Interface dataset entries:

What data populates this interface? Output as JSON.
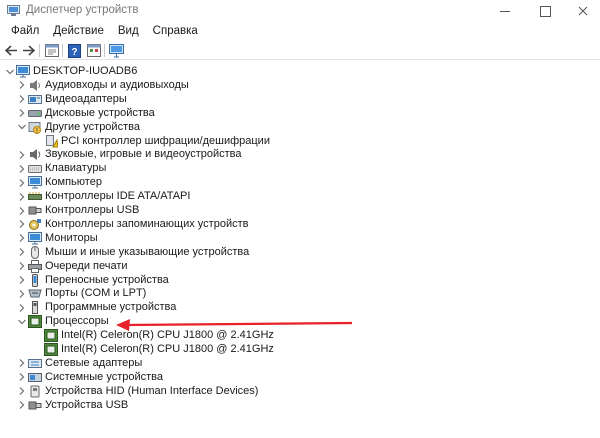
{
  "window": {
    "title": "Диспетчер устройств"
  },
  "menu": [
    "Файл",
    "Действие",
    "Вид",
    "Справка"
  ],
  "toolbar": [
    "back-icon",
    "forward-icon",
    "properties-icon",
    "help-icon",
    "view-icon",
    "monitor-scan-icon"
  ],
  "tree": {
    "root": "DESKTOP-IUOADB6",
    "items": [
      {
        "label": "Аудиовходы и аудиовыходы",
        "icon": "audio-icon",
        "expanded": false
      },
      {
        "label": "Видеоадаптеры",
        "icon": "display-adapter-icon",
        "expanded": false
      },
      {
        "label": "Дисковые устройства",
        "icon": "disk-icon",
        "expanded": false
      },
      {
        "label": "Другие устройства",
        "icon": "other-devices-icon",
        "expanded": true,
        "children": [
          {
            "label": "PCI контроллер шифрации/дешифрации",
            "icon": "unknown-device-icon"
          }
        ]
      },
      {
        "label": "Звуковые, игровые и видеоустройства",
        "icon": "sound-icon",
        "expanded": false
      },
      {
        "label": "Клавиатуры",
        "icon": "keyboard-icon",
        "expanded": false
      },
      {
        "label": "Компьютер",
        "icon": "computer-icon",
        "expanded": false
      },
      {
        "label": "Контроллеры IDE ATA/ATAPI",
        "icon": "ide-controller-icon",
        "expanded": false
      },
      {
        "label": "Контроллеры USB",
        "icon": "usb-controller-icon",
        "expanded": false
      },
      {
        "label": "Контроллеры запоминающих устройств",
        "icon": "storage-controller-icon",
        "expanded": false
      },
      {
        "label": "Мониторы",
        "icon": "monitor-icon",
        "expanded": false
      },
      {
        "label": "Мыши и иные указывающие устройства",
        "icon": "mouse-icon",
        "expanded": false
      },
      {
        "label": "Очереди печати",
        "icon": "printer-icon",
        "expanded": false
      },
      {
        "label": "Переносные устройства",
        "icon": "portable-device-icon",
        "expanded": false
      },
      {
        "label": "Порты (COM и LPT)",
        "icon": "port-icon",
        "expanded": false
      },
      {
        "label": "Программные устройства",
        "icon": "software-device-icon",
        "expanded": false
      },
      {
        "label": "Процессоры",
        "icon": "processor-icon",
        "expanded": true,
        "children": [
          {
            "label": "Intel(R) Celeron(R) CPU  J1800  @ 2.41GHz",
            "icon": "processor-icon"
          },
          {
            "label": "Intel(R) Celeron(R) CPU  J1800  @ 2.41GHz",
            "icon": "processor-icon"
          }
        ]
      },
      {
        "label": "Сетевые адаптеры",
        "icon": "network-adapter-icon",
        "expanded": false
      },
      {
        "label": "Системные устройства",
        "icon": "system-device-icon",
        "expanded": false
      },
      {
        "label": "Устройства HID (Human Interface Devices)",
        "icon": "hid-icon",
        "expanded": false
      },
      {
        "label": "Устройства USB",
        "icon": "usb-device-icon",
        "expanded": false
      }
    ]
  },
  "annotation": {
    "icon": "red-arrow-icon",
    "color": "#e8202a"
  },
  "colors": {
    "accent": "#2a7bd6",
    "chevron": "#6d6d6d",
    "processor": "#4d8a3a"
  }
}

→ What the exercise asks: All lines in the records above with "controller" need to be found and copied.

→ Response for this exercise:
        "icon": "ide-controller-icon",
        "icon": "usb-controller-icon",
        "icon": "storage-controller-icon",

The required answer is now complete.